Ferric phosphate slug pellets were routinely put down to cope with the issue of slugs in cover cropped areas.
Spring wheat was drilled at 500 seed/sq m for high competition, and now seed rate of up to 550 seeds/sq m are being considered as the crop is less competitive than spring barley.
High competition is essential to stop blackgrass filling even the smallest of gaps in the crop.
“There has been very little agronomy done on spring wheat and we are trying different seed rates at 550 and 600 seeds/sq m, not the standard 350 seeds/sq m used on light soils.”
In previous years direct drilled spring wheat has normally been sown on the trial in mid-March, but this was delayed until 11 April due to wet conditions.
However, on plots where the cover crop was dessicated in November as opposed to a few weeks before spring drilling, it was possible to direct drill in mid-March.
“Spring wheat here established faster than the later cover crop spray off timings and fallow ground.
“This is due to the cover crop mineralising nutrients and having this more readily available at crop drilling,” says Mr Hemmant.
This was seen in a 0.5t/ha yield benefit because blackgrass was better controlled and the cover crop roots remained to give good soil structure and nutrient availability.
Mr Hemmant advocates early cover crop destruction between November and January, dependant on when it might be possible to travel on the land.
He adds that 90kg/ha of nitrogen fertiliser was applied to all spring wheat plot at drilling to help get it growing quickly.
He stresses using cover crops is not a substitute for this, but they will bring extra benefits.
Previous yields on project’s spring wheat have ranged from 8.2-9t/ha, compared with the 7.5t/ha yielding winter wheat that was condemned by a stifling blanket of blackgrass.
For the first time this spring, barley was direct drilled at Project Lamport with good establishment of a promising crop.

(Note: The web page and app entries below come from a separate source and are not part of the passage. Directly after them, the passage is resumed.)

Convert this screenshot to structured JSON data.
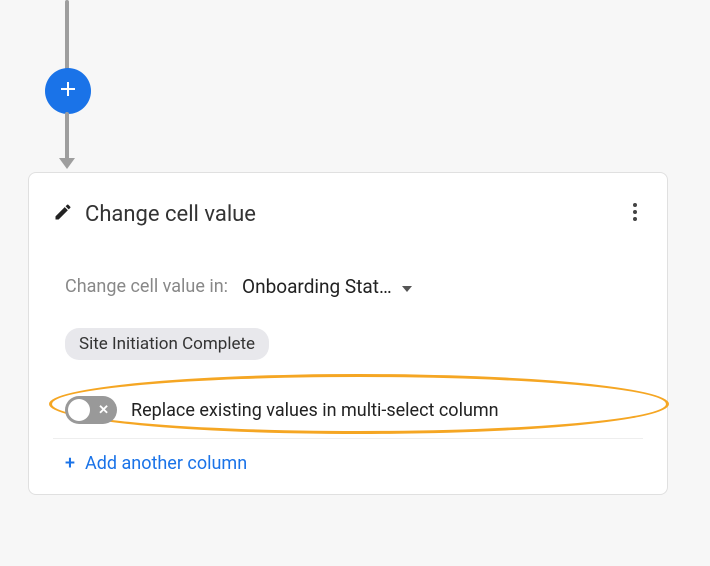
{
  "card": {
    "title": "Change cell value",
    "field_label": "Change cell value in:",
    "dropdown_value": "Onboarding Stat…",
    "chip_value": "Site Initiation Complete",
    "toggle_label": "Replace existing values in multi-select column",
    "add_column_label": "Add another column",
    "add_column_plus": "+"
  }
}
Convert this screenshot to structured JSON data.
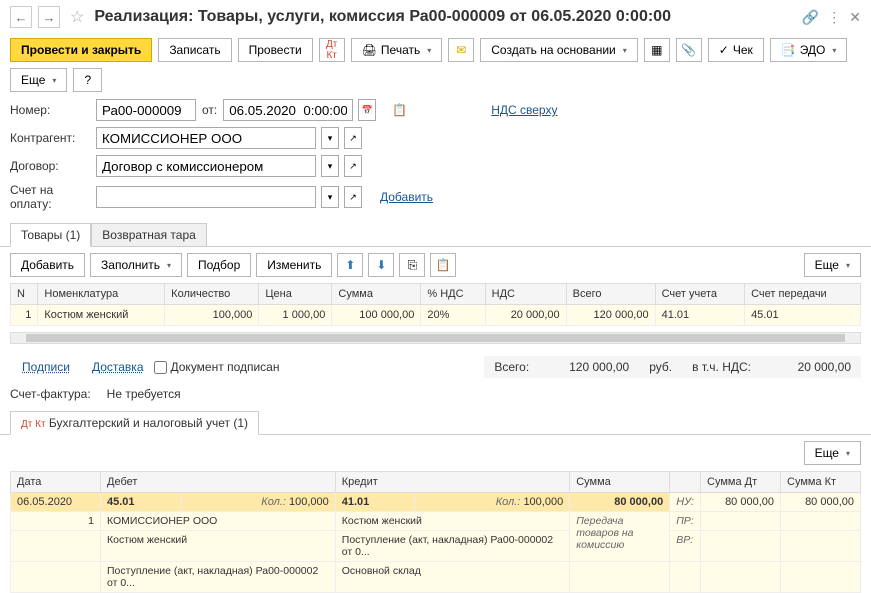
{
  "header": {
    "title": "Реализация: Товары, услуги, комиссия Ра00-000009 от 06.05.2020 0:00:00"
  },
  "toolbar": {
    "postClose": "Провести и закрыть",
    "write": "Записать",
    "post": "Провести",
    "print": "Печать",
    "createBased": "Создать на основании",
    "check": "Чек",
    "edo": "ЭДО",
    "more": "Еще",
    "help": "?"
  },
  "form": {
    "numberLabel": "Номер:",
    "number": "Ра00-000009",
    "fromLabel": "от:",
    "date": "06.05.2020  0:00:00",
    "vatTop": "НДС сверху",
    "counterpartyLabel": "Контрагент:",
    "counterparty": "КОМИССИОНЕР ООО",
    "contractLabel": "Договор:",
    "contract": "Договор с комиссионером",
    "accountLabel": "Счет на оплату:",
    "account": "",
    "addLink": "Добавить"
  },
  "tabs": {
    "goods": "Товары (1)",
    "tare": "Возвратная тара"
  },
  "tabToolbar": {
    "add": "Добавить",
    "fill": "Заполнить",
    "select": "Подбор",
    "edit": "Изменить",
    "more": "Еще"
  },
  "goodsTable": {
    "headers": {
      "n": "N",
      "nomenclature": "Номенклатура",
      "quantity": "Количество",
      "price": "Цена",
      "sum": "Сумма",
      "vatRate": "% НДС",
      "vat": "НДС",
      "total": "Всего",
      "account": "Счет учета",
      "transferAccount": "Счет передачи"
    },
    "row": {
      "n": "1",
      "nomenclature": "Костюм женский",
      "quantity": "100,000",
      "price": "1 000,00",
      "sum": "100 000,00",
      "vatRate": "20%",
      "vat": "20 000,00",
      "total": "120 000,00",
      "account": "41.01",
      "transferAccount": "45.01"
    }
  },
  "footer": {
    "signatures": "Подписи",
    "delivery": "Доставка",
    "docSigned": "Документ подписан",
    "totalLabel": "Всего:",
    "totalValue": "120 000,00",
    "currency": "руб.",
    "vatLabel": "в т.ч. НДС:",
    "vatValue": "20 000,00",
    "invoiceLabel": "Счет-фактура:",
    "invoiceValue": "Не требуется"
  },
  "acctTab": {
    "label": "Бухгалтерский и налоговый учет (1)",
    "more": "Еще"
  },
  "acctTable": {
    "headers": {
      "date": "Дата",
      "debit": "Дебет",
      "credit": "Кредит",
      "sum": "Сумма",
      "sumDt": "Сумма Дт",
      "sumKt": "Сумма Кт"
    },
    "row1": {
      "date": "06.05.2020",
      "debitAcc": "45.01",
      "qtyLbl": "Кол.:",
      "debitQty": "100,000",
      "creditAcc": "41.01",
      "creditQty": "100,000",
      "sum": "80 000,00",
      "nu": "НУ:",
      "sumDt": "80 000,00",
      "sumKt": "80 000,00"
    },
    "row2": {
      "n": "1",
      "party": "КОМИССИОНЕР ООО",
      "item": "Костюм женский",
      "desc": "Передача товаров на комиссию",
      "pr": "ПР:"
    },
    "row3": {
      "item": "Костюм женский",
      "receipt": "Поступление (акт, накладная) Ра00-000002 от 0...",
      "vr": "ВР:"
    },
    "row4": {
      "receipt": "Поступление (акт, накладная) Ра00-000002 от 0...",
      "warehouse": "Основной склад"
    }
  }
}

“There is more money in spring wheat, but spring barley is more flexible in terms of drilling date.
“This year we drilled spring barley after a cover crop on 11 April. It gets out of the ground quicker and covers the ground better than spring wheat,” notes Mr Hemmant.
The crop was drilled at 450 seeds/sq m with a stiff-strawed variety being chosen to mitigate the hightened risk of lodging from such a generous seed rate.
Mr Hemmant says he now wants to up the spring barley seed rate to 500 seed/sq m or more to maximise the competitive nature of the crop and test the limits.
The trial will also examine how such a high seed rate could impact on grain size.
No quick fix
This year a strip of the project is dedicated to really hammering home the fact getting rid high levels of blackgrass is not achievable in just a few seasons.
The plot used to demonstrate this was returned to growing winter wheat last autumn after only two years of spring cropping, with visually staggering weed pressure as a result.
“You can’t go to a spring crop to clean up and then just go back to what you were doing before – it could be 10 years or more before you can do that,” warns Mr Hemmant.
“If you go back too early you risk years of hard work being undone in one season.”
Mr Hemmant recognises some growers are still less than keen on the thought of spring cropping vast areas of their land and acknowledges that direct drilling into a decaying cover crop can appear messy at first, with visible slots sometimes left by the drill.
“But come summer it does look much better and you’ve successfully controlled your blackgrass,” he says.